Autosomal-recessive congenital ichthyosis (ARCI) is a heterogeneous group of ichthyoses presenting at birth. Self-improving congenital ichthyosis (SICI) is a subtype of ARCI and is diagnosed when skin condition improves remarkably (within years) after birth. So far, there are sparse data on SICI and quality of life (QoL) in this ARCI subtype. This study aims to further delineate the clinical spectrum of SICI as a rather unique subtype of ARCI.
This prospective study included 78 patients (median age: 15 years) with ARCI who were subdivided in SICI (n = 18) and non-SICI patients (nSICI, n = 60) by their ARCI phenotype.

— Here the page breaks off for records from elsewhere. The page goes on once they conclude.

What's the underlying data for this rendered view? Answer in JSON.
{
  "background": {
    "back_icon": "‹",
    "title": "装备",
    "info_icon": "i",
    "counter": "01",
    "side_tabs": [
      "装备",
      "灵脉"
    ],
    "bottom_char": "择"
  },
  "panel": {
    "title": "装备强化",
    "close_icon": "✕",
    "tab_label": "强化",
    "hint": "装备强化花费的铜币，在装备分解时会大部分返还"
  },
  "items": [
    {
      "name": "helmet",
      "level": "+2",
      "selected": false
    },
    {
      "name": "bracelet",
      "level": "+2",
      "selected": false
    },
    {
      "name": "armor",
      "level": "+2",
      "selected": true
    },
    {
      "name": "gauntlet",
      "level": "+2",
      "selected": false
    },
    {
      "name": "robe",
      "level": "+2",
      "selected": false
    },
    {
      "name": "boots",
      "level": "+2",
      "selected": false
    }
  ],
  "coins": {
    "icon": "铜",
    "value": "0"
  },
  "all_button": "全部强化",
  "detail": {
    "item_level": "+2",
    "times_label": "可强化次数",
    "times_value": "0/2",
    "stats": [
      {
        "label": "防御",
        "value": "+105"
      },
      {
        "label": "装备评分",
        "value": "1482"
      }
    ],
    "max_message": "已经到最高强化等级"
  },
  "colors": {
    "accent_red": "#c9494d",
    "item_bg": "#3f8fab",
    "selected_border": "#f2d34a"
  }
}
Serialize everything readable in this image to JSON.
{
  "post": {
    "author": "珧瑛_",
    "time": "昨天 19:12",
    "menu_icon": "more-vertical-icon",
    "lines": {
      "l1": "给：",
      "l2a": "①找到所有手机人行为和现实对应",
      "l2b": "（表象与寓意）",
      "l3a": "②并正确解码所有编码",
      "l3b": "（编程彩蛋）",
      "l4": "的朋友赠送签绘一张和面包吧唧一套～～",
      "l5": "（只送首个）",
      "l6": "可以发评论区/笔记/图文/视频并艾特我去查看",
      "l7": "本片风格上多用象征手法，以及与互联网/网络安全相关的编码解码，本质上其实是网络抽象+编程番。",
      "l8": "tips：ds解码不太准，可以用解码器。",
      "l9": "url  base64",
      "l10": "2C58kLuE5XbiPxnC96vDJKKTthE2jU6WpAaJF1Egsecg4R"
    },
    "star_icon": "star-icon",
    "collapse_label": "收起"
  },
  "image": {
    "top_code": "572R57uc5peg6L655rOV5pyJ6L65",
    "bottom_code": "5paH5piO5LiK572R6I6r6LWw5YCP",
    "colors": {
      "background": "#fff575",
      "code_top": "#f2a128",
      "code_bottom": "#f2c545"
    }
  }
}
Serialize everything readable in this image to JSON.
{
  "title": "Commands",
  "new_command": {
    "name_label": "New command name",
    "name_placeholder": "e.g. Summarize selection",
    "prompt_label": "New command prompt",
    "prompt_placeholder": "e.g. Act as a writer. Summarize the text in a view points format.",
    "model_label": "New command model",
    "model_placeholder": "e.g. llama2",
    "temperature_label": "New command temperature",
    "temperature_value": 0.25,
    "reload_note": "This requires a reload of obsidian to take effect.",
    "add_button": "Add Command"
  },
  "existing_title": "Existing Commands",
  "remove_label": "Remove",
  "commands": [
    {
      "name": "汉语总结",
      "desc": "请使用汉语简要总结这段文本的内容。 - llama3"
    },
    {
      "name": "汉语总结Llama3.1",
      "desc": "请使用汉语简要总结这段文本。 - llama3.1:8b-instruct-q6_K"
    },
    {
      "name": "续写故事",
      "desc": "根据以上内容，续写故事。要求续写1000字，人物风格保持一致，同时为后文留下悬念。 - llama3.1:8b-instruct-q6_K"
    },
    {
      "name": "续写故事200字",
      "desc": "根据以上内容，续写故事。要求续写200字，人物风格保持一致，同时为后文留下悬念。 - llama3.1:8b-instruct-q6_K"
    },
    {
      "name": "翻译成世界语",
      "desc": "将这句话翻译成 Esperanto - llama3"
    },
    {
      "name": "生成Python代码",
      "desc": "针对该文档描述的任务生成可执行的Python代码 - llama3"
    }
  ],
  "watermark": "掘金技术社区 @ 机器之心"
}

Quality of life (QoL) was assessed using the (Children’s) Dermatology Life Quality Index. Statistical analysis was performed with chi-squared and t-Tests.
The genetically confirmed SICI patients presented causative mutations in the following genes: ALOXE3 (8/16; 50.0%), ALOX12B (6/16; 37.5%), PNPLA1 (1/16; 6.3%) and CYP4F22 (1/16; 6.3%). Hypo-/anhidrosis and insufficient vitamin D levels (<30 ng/mL) were often seen in SICI patients. Brachydactyly (a shortening of the 4th and 5th fingers) was statistically more frequent in SICI (P = 0.023) than in nSICI patients. A kink of the ear’s helix was seen in half of the SICI patients and tends to occur more frequently in patients with ALOX12B mutations (P = 0.005). QoL was less impaired in patients under the age of 16, regardless of ARCI type.
SICI is an underestimated, milder clinical variant of ARCI including distinct features such as brachydactyly and kinking of the ears. Clinical experts should be aware of these features when seeing neonates with a collodion membrane. SICI patients should be regularly checked for clinical parameters such as hypo-/anhidrosis or vitamin D levels and monitored for changes in quality of life.
Full article here: https://doi.org/10.1111/jdv.17873